Date Full Report Received10/31/2017
Date Abstract Report Received10/31/2017
The impact of heat stress on sperm production and quality has been demonstrated previously. This project aimed to quantify some temperatures in commercial studs and then evaluate mitigation strategies for boars subjected to conditions seen in ‘the real world’. Hobo temperature loggers were placed in ten commercial studs in IL, MO, MC, MO and TX with varying cooling systems. We anticipated air conditioned studs would have very little variation so only included one. Interestingly, some studs with cool cells were better able to maintain conditions in the thermoneutral range during the period of data collection. As expected, cool cells were generally more effective under conditions of low ambient relative humidity.

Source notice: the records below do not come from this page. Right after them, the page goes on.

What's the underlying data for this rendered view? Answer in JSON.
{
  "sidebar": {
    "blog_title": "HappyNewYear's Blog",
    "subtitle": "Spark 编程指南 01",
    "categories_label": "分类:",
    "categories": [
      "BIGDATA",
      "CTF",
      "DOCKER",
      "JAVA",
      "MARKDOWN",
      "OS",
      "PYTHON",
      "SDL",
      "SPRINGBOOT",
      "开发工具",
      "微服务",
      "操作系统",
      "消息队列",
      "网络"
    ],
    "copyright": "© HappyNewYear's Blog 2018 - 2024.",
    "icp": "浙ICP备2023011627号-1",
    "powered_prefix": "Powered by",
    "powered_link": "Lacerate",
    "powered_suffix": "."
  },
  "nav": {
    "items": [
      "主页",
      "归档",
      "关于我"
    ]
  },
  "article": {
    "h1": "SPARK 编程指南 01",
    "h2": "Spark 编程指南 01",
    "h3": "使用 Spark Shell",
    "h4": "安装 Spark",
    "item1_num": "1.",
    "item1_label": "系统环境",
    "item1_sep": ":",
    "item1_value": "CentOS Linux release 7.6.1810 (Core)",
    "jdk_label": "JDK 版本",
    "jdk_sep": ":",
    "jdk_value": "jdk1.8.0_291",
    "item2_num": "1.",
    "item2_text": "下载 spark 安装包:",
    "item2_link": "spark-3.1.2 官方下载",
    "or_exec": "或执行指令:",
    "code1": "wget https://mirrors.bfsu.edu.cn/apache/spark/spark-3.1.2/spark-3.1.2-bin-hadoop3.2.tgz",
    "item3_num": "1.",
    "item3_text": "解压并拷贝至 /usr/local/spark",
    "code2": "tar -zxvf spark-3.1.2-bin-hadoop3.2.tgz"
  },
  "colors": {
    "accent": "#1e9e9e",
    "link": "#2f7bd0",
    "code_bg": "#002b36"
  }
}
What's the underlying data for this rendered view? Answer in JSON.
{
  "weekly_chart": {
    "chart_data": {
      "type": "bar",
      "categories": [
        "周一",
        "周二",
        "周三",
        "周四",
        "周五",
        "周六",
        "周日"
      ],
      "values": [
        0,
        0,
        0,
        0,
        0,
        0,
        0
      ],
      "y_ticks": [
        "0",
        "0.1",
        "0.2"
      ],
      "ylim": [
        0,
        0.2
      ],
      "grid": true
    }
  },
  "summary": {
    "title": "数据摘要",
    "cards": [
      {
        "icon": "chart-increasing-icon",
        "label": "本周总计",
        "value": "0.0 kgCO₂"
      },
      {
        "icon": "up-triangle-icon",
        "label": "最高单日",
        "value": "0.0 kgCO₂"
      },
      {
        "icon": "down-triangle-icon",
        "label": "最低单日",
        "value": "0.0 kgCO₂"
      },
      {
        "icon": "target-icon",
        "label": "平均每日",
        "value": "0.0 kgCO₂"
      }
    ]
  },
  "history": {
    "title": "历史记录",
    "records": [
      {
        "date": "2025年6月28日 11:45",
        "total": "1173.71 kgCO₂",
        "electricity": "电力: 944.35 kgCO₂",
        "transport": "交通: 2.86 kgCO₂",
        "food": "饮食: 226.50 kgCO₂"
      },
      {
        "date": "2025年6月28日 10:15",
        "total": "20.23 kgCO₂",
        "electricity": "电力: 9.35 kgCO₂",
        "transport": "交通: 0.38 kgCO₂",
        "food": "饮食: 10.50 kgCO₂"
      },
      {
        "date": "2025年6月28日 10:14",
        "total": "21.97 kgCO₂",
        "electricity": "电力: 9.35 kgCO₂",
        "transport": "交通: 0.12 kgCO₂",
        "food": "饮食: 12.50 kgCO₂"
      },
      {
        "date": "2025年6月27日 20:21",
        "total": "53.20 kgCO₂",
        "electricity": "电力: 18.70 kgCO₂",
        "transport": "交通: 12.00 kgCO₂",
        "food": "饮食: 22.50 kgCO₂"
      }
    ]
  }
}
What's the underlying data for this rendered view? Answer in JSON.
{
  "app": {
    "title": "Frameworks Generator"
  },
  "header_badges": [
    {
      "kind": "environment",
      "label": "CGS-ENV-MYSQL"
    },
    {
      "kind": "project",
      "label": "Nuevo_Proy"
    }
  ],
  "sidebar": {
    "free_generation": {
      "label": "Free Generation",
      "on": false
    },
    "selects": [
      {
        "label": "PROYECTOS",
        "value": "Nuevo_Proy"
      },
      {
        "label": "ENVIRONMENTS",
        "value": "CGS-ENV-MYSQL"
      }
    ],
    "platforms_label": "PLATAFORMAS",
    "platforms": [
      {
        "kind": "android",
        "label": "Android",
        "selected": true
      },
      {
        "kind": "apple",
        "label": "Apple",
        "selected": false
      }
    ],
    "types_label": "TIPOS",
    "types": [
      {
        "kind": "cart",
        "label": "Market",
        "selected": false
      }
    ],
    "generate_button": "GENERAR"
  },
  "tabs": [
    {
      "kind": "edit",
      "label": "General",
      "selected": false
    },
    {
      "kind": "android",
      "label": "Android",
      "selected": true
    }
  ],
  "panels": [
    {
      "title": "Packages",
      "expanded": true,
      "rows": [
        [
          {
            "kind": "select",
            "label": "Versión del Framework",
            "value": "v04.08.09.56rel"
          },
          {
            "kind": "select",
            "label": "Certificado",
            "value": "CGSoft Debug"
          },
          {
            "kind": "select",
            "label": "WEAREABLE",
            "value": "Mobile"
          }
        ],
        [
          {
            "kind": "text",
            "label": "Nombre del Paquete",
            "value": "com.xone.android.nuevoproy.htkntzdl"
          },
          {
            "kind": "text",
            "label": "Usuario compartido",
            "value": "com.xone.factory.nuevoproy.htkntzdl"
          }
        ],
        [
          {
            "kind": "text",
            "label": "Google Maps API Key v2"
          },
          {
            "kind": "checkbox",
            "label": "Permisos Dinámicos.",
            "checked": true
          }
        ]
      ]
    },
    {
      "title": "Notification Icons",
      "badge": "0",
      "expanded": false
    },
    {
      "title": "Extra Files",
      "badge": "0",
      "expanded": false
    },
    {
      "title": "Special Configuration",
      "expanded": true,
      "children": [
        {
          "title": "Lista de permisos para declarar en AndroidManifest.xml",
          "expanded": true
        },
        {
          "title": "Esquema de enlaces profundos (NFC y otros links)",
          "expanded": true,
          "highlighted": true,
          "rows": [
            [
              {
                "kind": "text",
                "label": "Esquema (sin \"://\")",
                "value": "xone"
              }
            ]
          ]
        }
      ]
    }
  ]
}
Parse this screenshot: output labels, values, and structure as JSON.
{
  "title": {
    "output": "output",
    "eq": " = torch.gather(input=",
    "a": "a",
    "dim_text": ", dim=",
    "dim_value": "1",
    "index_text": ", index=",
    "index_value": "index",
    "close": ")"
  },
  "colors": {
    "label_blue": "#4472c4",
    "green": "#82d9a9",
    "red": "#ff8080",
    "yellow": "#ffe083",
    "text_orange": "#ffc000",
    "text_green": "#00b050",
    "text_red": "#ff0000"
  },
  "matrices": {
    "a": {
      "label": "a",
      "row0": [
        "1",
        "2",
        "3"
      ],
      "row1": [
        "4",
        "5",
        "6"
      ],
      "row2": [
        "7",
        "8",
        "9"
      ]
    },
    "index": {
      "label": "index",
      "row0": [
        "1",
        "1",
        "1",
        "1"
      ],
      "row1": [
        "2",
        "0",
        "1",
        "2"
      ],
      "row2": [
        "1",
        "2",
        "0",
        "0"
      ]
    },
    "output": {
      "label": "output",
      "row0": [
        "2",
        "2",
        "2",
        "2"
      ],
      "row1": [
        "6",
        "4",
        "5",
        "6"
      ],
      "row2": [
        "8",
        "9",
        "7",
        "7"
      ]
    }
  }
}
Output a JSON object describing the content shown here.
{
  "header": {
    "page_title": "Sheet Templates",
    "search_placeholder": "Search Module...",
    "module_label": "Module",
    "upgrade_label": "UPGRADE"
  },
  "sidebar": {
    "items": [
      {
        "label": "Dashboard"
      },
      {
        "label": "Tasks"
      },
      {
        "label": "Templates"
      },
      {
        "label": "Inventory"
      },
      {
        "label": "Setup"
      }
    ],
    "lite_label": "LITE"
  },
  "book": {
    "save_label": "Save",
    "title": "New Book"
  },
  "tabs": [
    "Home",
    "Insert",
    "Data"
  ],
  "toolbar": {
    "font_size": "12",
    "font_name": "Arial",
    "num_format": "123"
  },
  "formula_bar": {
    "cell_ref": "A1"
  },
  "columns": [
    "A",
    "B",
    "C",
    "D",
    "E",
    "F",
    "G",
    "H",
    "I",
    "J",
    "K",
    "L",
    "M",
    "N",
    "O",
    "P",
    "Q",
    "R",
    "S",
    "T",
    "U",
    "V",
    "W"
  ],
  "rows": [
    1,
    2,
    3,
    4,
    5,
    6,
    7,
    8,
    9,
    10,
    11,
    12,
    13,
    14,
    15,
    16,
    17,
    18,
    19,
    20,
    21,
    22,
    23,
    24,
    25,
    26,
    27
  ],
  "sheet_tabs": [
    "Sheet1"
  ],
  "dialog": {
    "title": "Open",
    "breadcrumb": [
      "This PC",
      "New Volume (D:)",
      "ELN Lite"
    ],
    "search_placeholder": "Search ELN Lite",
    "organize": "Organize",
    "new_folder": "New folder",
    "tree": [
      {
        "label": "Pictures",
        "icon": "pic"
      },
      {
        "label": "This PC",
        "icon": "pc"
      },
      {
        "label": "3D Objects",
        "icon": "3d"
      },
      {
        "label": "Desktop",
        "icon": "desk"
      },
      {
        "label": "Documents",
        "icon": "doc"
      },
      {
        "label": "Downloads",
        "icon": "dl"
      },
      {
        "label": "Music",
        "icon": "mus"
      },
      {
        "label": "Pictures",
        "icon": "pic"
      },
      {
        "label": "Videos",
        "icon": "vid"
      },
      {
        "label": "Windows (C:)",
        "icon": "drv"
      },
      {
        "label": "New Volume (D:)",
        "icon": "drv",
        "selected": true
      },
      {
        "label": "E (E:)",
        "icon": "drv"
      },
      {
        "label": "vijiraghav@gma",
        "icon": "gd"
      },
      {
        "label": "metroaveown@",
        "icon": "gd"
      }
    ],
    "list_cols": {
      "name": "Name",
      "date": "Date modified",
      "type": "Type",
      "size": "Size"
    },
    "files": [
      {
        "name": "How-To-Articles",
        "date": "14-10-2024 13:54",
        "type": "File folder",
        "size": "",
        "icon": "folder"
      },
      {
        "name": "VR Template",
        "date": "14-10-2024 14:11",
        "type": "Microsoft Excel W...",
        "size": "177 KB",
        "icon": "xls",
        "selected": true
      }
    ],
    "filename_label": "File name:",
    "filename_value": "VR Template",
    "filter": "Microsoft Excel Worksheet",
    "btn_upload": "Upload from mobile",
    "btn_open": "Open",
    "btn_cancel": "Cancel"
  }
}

We selected a cycle within the range observed under commercial conditions and programmed that for our environmental chambers.
Twelve boars were moved to our chambers and surgically implanted with temperature sensors in the abdominal cavity and in the scrotum. We monitored effectiveness of cooling strategies to reduce efforts to cope with heat stress (e.g. less impact on respiration rate or skin temperature) and to maintain homeostasis in the body and scrotum. Each boar rotated among all cooling strategies. Strategies tested included all combinations of fans and drippers on the neck and scrotum as well as a commercially available water cooled floor panel. Each cooling strategy worked to varying degrees. Ultimately the most effective strategy was used to provide a 9wk treatment of boars under summer conditions. The strategy most effective at internal temperature regulation was the one that had both fans and drippers on both the neck and the scrotum. The twelve boars were housed every other stall with cooling or not. At the end of 9wk boars were sacrificed and samples collected to evaluate effectiveness of this strategy to mitigate the impact of heat on sperm quality measures. Results demonstrated that cooling was effective at reducing the negative impact of elevated ambient temperatures.
• Elevated ambient temperatures observed in commercial studs lead to elevated respiration rate and skin and rectal temperature when replicated under controlled conditions.
• Interventions (drippers, fans, cooled floors) resulted in modest improvements in measured variables.
• Even with modest impact on measured variables, improvements were observed for sperm quality traits post-mortem.
Dr. Tim Safranski
University of Missouri